***** MATERIAL SUPPLIED

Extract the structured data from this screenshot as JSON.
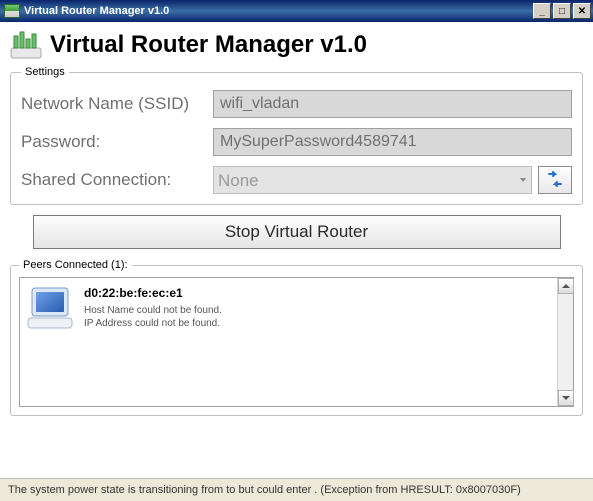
{
  "window": {
    "title": "Virtual Router Manager v1.0"
  },
  "header": {
    "title": "Virtual Router Manager v1.0"
  },
  "settings": {
    "legend": "Settings",
    "ssid_label": "Network Name (SSID)",
    "ssid_value": "wifi_vladan",
    "password_label": "Password:",
    "password_value": "MySuperPassword4589741",
    "connection_label": "Shared Connection:",
    "connection_value": "None"
  },
  "actions": {
    "stop_label": "Stop Virtual Router"
  },
  "peers": {
    "legend": "Peers Connected (1):",
    "items": [
      {
        "mac": "d0:22:be:fe:ec:e1",
        "hostname_msg": "Host Name could not be found.",
        "ip_msg": "IP Address could not be found."
      }
    ]
  },
  "status": {
    "text": "The system power state is transitioning from  to  but could enter . (Exception from HRESULT: 0x8007030F)"
  }
}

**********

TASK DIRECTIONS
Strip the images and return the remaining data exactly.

RESPONSE FOR THIS EXERCISE
Extract the structured data from this screenshot as JSON.
{
  "window": {
    "title": "Virtual Router Manager v1.0"
  },
  "header": {
    "title": "Virtual Router Manager v1.0"
  },
  "settings": {
    "legend": "Settings",
    "ssid_label": "Network Name (SSID)",
    "ssid_value": "wifi_vladan",
    "password_label": "Password:",
    "password_value": "MySuperPassword4589741",
    "connection_label": "Shared Connection:",
    "connection_value": "None"
  },
  "actions": {
    "stop_label": "Stop Virtual Router"
  },
  "peers": {
    "legend": "Peers Connected (1):",
    "items": [
      {
        "mac": "d0:22:be:fe:ec:e1",
        "hostname_msg": "Host Name could not be found.",
        "ip_msg": "IP Address could not be found."
      }
    ]
  },
  "status": {
    "text": "The system power state is transitioning from  to  but could enter . (Exception from HRESULT: 0x8007030F)"
  }
}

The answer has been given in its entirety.